The Chinese Navy vs (part of) the US Navy
The Chinese Navy vs (part of) the US Navy

Of course the question becomes, beyond making our military stronger, just what would Trump do to counter or affect the arms race in the Asia Pacific region?

Credit for the piece goes to the Bloomberg graphics department.

Tracking Polls One Week Out

Well the election is next Tuesday, and last Friday and this past weekend was…interesting. So one(ish) week to go, and we are going to turn to a few posts that use data visualisation and graphics to explore topics related to the election.

Today we start with the latest tracking polls, released on Friday. The piece comes from the Washington Post and highlights the closing gap between Clinton and Trump with a sudden spike in Republican candidate support. But what I really like about the piece is the plot below. It displays the 0 axis vertically and plots time with the most recent date at the top. And then support for the various demographics can be filtered by selectable controls above the overall plot.

Saturday's polling numbers
Saturday’s polling numbers

Of course the really interesting bit is going to be how much this changes in the next seven days.

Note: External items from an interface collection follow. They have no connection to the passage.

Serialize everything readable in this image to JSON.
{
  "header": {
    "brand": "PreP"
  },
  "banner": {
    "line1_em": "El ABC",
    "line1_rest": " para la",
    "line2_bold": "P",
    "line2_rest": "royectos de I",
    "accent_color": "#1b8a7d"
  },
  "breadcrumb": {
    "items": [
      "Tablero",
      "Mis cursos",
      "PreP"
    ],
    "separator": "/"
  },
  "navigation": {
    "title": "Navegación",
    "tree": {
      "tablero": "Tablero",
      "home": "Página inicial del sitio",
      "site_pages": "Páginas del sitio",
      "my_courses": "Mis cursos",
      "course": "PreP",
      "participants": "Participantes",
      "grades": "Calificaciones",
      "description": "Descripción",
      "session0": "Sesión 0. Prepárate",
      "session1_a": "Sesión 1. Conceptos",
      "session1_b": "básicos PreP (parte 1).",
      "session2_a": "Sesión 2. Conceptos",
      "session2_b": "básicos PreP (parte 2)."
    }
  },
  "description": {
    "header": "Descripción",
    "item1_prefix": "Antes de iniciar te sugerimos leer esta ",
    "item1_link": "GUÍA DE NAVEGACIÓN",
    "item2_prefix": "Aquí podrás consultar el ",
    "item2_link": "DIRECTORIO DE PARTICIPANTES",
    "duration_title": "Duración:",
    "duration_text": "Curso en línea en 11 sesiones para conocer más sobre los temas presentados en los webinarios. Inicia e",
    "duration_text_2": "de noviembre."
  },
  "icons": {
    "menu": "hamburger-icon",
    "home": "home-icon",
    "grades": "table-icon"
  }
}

And then what that means for the results when we all wake up on Wednesday morning.

Credit for the piece goes to Chris Alcantara, Kevin Uhrmacher, and Emily Guskin.